"Vote Here" by gocyclones is licensed under CC BY-NC-SA 2.0
Historically, student aged citizens in the United States have racked in the lowest voter registration rates out of all age groups. Out of those registered, even less actually voted. With some basic information and encouragement, students can change history and their future.
Why students don’t vote
The insidious enemy of youth is procrastination. College applications, jobs, extracurriculars, school responsibilities, and social activities fill the minds of teens constantly. So much so, that sometimes they will do anything to ease their mind. The pressure on teenagers is crippling, and in order to handle it, some duties are shirked. With so much on their plate, how could they possibly take time out of their whirlwind of a week to fill out paperwork to vote for the president of a country run by eighty year olds. The lack of interest also falls onto older generations. Students spend most of their time at school gaining an education, but if public schools are government funded, shouldn’t they be educated on their own government? In some instances a government class is required, but as students grow closer to 18, they should be made aware of the importance of voting and how to do so.
Why student votes matter
As the youngest generation of voters, students are the future of democracy. This is the country where they could grow old, where they might raise their children. In order for it to be a place they want to do these things, they need to use their voice to shape it. In the United States, citizens are born into certain rights. People grow up eagerly envisioning their drivers license and first car. This same excitement should be instilled for the right to vote. The youth have the power to claim their right to vote, and change the historically low voter turnout.
Who to vote for

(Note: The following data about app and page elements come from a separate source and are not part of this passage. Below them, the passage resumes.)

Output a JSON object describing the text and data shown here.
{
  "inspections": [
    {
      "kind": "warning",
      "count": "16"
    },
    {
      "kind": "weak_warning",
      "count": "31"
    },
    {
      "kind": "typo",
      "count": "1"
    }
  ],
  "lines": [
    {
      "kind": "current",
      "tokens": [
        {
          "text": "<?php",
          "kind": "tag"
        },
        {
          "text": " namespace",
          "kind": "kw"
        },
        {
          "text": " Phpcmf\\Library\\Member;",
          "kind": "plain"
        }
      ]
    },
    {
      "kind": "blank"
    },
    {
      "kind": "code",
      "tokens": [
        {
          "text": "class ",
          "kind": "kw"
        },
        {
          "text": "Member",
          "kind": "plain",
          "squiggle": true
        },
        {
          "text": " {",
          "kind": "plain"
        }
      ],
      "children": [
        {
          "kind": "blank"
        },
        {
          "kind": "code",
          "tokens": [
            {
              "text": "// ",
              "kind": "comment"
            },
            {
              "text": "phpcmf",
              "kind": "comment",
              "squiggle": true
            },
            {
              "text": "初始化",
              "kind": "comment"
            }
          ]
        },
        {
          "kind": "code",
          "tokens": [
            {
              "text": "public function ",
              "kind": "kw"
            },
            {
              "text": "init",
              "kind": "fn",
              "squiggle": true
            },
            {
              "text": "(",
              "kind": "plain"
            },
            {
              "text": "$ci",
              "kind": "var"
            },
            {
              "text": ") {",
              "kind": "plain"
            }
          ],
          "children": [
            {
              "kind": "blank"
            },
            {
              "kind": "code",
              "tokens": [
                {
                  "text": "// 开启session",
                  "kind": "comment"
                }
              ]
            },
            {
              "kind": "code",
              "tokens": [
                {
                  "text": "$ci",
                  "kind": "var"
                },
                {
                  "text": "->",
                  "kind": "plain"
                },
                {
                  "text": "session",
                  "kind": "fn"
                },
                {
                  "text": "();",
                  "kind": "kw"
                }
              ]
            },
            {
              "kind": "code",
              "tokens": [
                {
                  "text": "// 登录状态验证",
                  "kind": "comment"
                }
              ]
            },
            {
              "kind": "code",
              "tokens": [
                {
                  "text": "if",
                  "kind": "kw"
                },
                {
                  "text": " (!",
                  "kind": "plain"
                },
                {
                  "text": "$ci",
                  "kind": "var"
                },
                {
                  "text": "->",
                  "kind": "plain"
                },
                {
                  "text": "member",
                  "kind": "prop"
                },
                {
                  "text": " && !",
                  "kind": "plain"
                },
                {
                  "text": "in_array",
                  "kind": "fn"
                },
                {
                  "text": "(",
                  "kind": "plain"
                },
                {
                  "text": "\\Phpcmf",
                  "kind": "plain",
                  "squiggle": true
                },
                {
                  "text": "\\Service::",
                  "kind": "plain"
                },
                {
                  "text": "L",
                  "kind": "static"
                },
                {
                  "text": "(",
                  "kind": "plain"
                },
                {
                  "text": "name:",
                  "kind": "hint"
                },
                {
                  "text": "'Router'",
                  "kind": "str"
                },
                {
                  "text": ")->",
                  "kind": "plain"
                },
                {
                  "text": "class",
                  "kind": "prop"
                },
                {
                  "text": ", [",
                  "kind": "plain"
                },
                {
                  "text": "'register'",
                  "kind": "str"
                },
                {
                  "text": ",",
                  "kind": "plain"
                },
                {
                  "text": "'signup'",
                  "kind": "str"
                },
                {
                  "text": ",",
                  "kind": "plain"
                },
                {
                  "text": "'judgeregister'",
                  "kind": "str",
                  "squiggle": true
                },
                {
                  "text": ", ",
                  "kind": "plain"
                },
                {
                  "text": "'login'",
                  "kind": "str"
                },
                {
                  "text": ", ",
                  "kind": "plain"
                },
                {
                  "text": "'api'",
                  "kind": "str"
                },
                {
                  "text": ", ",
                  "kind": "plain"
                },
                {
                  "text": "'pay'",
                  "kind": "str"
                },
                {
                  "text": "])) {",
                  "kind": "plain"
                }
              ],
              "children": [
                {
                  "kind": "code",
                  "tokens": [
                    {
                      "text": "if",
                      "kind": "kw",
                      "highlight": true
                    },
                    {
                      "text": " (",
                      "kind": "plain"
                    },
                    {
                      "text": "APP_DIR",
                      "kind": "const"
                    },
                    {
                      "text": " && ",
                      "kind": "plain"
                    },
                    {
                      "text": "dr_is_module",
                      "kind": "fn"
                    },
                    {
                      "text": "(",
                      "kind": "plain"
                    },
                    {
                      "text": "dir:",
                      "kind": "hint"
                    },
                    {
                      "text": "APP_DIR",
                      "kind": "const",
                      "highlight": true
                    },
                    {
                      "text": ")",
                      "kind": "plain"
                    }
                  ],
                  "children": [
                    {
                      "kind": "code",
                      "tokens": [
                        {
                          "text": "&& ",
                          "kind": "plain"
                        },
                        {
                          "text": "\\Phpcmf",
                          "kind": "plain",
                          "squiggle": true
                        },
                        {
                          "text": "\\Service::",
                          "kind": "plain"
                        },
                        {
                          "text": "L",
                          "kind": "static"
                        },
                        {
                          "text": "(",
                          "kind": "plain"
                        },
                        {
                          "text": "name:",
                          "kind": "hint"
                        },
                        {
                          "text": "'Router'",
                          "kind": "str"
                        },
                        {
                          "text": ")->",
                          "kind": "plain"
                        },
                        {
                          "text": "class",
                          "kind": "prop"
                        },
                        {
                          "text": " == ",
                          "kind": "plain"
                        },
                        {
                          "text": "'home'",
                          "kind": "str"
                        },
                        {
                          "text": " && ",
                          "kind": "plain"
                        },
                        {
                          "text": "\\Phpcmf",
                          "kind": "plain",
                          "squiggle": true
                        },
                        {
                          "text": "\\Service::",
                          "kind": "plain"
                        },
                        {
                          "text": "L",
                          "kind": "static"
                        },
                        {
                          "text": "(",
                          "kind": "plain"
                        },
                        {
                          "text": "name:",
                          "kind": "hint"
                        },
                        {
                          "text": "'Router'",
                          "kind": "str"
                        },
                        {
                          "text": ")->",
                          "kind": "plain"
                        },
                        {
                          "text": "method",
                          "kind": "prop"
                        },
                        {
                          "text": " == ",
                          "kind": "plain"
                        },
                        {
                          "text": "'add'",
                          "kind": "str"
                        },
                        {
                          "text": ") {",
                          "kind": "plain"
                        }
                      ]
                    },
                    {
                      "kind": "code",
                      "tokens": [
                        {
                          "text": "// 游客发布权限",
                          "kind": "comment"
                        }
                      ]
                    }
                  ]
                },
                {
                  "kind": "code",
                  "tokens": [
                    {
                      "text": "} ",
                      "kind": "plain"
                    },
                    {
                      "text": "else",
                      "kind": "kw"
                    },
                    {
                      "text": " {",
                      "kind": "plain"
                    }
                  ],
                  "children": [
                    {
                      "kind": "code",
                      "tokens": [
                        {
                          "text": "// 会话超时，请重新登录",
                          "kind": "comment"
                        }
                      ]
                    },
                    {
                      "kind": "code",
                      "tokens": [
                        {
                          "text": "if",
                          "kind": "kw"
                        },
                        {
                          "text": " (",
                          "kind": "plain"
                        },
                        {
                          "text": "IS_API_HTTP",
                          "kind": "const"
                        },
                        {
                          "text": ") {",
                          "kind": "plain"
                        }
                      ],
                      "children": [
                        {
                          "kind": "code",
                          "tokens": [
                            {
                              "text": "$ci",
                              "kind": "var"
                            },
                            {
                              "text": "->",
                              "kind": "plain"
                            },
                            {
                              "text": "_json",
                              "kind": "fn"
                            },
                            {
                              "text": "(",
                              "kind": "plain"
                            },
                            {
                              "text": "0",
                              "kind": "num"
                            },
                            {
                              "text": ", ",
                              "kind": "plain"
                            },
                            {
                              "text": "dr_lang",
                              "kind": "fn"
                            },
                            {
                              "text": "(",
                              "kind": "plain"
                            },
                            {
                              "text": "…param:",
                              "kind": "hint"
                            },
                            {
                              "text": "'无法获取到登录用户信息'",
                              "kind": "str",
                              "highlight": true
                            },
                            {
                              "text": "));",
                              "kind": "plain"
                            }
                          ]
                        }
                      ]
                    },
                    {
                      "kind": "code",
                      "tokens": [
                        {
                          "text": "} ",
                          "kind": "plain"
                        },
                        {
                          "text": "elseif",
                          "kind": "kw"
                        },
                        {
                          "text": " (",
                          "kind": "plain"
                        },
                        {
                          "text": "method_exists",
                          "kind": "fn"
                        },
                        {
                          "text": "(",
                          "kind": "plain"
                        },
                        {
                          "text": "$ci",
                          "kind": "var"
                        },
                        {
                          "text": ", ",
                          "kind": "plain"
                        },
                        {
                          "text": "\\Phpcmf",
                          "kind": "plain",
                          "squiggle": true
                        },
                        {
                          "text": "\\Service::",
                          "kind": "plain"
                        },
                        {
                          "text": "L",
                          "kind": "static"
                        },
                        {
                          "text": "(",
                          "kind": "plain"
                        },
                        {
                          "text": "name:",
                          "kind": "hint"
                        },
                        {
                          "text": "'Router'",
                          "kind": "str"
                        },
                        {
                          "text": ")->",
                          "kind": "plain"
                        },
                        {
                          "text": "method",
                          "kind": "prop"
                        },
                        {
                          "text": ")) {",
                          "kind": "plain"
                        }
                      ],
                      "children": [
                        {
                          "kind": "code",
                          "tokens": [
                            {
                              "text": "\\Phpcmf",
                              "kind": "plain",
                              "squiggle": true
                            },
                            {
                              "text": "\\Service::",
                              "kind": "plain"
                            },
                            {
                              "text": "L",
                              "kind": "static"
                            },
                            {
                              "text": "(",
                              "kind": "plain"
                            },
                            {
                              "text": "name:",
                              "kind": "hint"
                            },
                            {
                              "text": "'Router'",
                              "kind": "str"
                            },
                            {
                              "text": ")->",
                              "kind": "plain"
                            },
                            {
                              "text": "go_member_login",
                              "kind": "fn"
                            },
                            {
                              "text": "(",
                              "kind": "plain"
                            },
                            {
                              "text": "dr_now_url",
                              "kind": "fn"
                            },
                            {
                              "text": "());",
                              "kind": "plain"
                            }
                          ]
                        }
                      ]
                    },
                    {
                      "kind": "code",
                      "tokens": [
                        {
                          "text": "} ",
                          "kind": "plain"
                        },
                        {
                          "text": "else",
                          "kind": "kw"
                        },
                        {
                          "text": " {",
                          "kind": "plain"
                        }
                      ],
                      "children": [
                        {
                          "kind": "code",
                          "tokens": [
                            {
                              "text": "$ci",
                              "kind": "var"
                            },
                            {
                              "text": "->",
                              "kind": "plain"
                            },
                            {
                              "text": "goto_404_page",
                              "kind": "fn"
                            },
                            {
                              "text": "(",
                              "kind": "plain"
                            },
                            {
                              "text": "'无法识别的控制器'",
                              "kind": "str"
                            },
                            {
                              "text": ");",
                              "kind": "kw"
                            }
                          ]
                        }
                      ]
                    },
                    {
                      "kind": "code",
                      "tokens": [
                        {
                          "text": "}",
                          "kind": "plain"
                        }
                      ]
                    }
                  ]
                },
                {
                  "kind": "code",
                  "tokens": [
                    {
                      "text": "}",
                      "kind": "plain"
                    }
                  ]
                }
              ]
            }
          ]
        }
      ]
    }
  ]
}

One of the biggest excuses for not participating in the presidential election is not knowing who to vote for. Or not having a strong enough opinion to cast a vote. Students are usually raised in a hyper political environment in which they consume their parent’s opinions constantly, or an environment in which politics are avoided. One of the biggest parts of growing up is learning to form one’s own opinions. There are many ways to figure out personal beliefs. Look up controversial political issues and read both sides of the argument. Critical thinking skills are important to use to pinpoint bias in both sides’ arguments. With the media today, students need to be wary of fake news and propaganda. There are also online political tests to figure out where one falls on the political scale.
What to do right now
Register to vote here ( in person or postmarked by mail by Oct 9 )
Decide who to vote for
GO VOTE AND CHANGE HISTORY